WHAT IS REQUIRED: Print the entries that appear below, exactly as written and without their pictures.

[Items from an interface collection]
____________________

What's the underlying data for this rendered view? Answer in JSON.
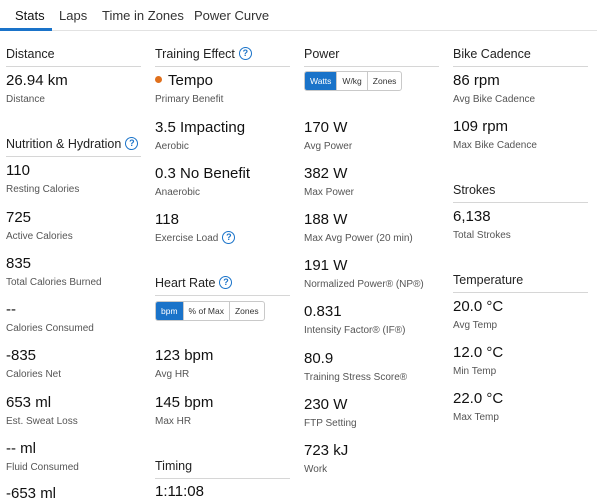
{
  "tabs": [
    "Stats",
    "Laps",
    "Time in Zones",
    "Power Curve"
  ],
  "distance": {
    "title": "Distance",
    "stats": [
      {
        "value": "26.94 km",
        "label": "Distance"
      }
    ]
  },
  "nutrition": {
    "title": "Nutrition & Hydration",
    "stats": [
      {
        "value": "110",
        "label": "Resting Calories"
      },
      {
        "value": "725",
        "label": "Active Calories"
      },
      {
        "value": "835",
        "label": "Total Calories Burned"
      },
      {
        "value": "--",
        "label": "Calories Consumed"
      },
      {
        "value": "-835",
        "label": "Calories Net"
      },
      {
        "value": "653 ml",
        "label": "Est. Sweat Loss"
      },
      {
        "value": "-- ml",
        "label": "Fluid Consumed"
      },
      {
        "value": "-653 ml",
        "label": ""
      }
    ]
  },
  "training_effect": {
    "title": "Training Effect",
    "stats": [
      {
        "value": "Tempo",
        "label": "Primary Benefit"
      },
      {
        "value": "3.5 Impacting",
        "label": "Aerobic"
      },
      {
        "value": "0.3 No Benefit",
        "label": "Anaerobic"
      },
      {
        "value": "118",
        "label": "Exercise Load"
      }
    ],
    "colors": {
      "tempo_dot": "#e0701c"
    }
  },
  "heart_rate": {
    "title": "Heart Rate",
    "units": [
      "bpm",
      "% of Max",
      "Zones"
    ],
    "selected_unit": "bpm",
    "stats": [
      {
        "value": "123 bpm",
        "label": "Avg HR"
      },
      {
        "value": "145 bpm",
        "label": "Max HR"
      }
    ]
  },
  "timing": {
    "title": "Timing",
    "stats": [
      {
        "value": "1:11:08",
        "label": ""
      }
    ]
  },
  "power": {
    "title": "Power",
    "units": [
      "Watts",
      "W/kg",
      "Zones"
    ],
    "selected_unit": "Watts",
    "stats": [
      {
        "value": "170 W",
        "label": "Avg Power"
      },
      {
        "value": "382 W",
        "label": "Max Power"
      },
      {
        "value": "188 W",
        "label": "Max Avg Power (20 min)"
      },
      {
        "value": "191 W",
        "label": "Normalized Power® (NP®)"
      },
      {
        "value": "0.831",
        "label": "Intensity Factor® (IF®)"
      },
      {
        "value": "80.9",
        "label": "Training Stress Score®"
      },
      {
        "value": "230 W",
        "label": "FTP Setting"
      },
      {
        "value": "723 kJ",
        "label": "Work"
      }
    ]
  },
  "cadence": {
    "title": "Bike Cadence",
    "stats": [
      {
        "value": "86 rpm",
        "label": "Avg Bike Cadence"
      },
      {
        "value": "109 rpm",
        "label": "Max Bike Cadence"
      }
    ]
  },
  "strokes": {
    "title": "Strokes",
    "stats": [
      {
        "value": "6,138",
        "label": "Total Strokes"
      }
    ]
  },
  "temperature": {
    "title": "Temperature",
    "stats": [
      {
        "value": "20.0 °C",
        "label": "Avg Temp"
      },
      {
        "value": "12.0 °C",
        "label": "Min Temp"
      },
      {
        "value": "22.0 °C",
        "label": "Max Temp"
      }
    ]
  },
  "colors": {
    "accent": "#1a73c9",
    "help_icon": "#1a73c9"
  }
}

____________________

TASK SOLUTION:
What's the underlying data for this rendered view? Answer in JSON.
{
  "tabs": [
    "Stats",
    "Laps",
    "Time in Zones",
    "Power Curve"
  ],
  "distance": {
    "title": "Distance",
    "stats": [
      {
        "value": "26.94 km",
        "label": "Distance"
      }
    ]
  },
  "nutrition": {
    "title": "Nutrition & Hydration",
    "stats": [
      {
        "value": "110",
        "label": "Resting Calories"
      },
      {
        "value": "725",
        "label": "Active Calories"
      },
      {
        "value": "835",
        "label": "Total Calories Burned"
      },
      {
        "value": "--",
        "label": "Calories Consumed"
      },
      {
        "value": "-835",
        "label": "Calories Net"
      },
      {
        "value": "653 ml",
        "label": "Est. Sweat Loss"
      },
      {
        "value": "-- ml",
        "label": "Fluid Consumed"
      },
      {
        "value": "-653 ml",
        "label": ""
      }
    ]
  },
  "training_effect": {
    "title": "Training Effect",
    "stats": [
      {
        "value": "Tempo",
        "label": "Primary Benefit"
      },
      {
        "value": "3.5 Impacting",
        "label": "Aerobic"
      },
      {
        "value": "0.3 No Benefit",
        "label": "Anaerobic"
      },
      {
        "value": "118",
        "label": "Exercise Load"
      }
    ],
    "colors": {
      "tempo_dot": "#e0701c"
    }
  },
  "heart_rate": {
    "title": "Heart Rate",
    "units": [
      "bpm",
      "% of Max",
      "Zones"
    ],
    "selected_unit": "bpm",
    "stats": [
      {
        "value": "123 bpm",
        "label": "Avg HR"
      },
      {
        "value": "145 bpm",
        "label": "Max HR"
      }
    ]
  },
  "timing": {
    "title": "Timing",
    "stats": [
      {
        "value": "1:11:08",
        "label": ""
      }
    ]
  },
  "power": {
    "title": "Power",
    "units": [
      "Watts",
      "W/kg",
      "Zones"
    ],
    "selected_unit": "Watts",
    "stats": [
      {
        "value": "170 W",
        "label": "Avg Power"
      },
      {
        "value": "382 W",
        "label": "Max Power"
      },
      {
        "value": "188 W",
        "label": "Max Avg Power (20 min)"
      },
      {
        "value": "191 W",
        "label": "Normalized Power® (NP®)"
      },
      {
        "value": "0.831",
        "label": "Intensity Factor® (IF®)"
      },
      {
        "value": "80.9",
        "label": "Training Stress Score®"
      },
      {
        "value": "230 W",
        "label": "FTP Setting"
      },
      {
        "value": "723 kJ",
        "label": "Work"
      }
    ]
  },
  "cadence": {
    "title": "Bike Cadence",
    "stats": [
      {
        "value": "86 rpm",
        "label": "Avg Bike Cadence"
      },
      {
        "value": "109 rpm",
        "label": "Max Bike Cadence"
      }
    ]
  },
  "strokes": {
    "title": "Strokes",
    "stats": [
      {
        "value": "6,138",
        "label": "Total Strokes"
      }
    ]
  },
  "temperature": {
    "title": "Temperature",
    "stats": [
      {
        "value": "20.0 °C",
        "label": "Avg Temp"
      },
      {
        "value": "12.0 °C",
        "label": "Min Temp"
      },
      {
        "value": "22.0 °C",
        "label": "Max Temp"
      }
    ]
  },
  "colors": {
    "accent": "#1a73c9",
    "help_icon": "#1a73c9"
  }
}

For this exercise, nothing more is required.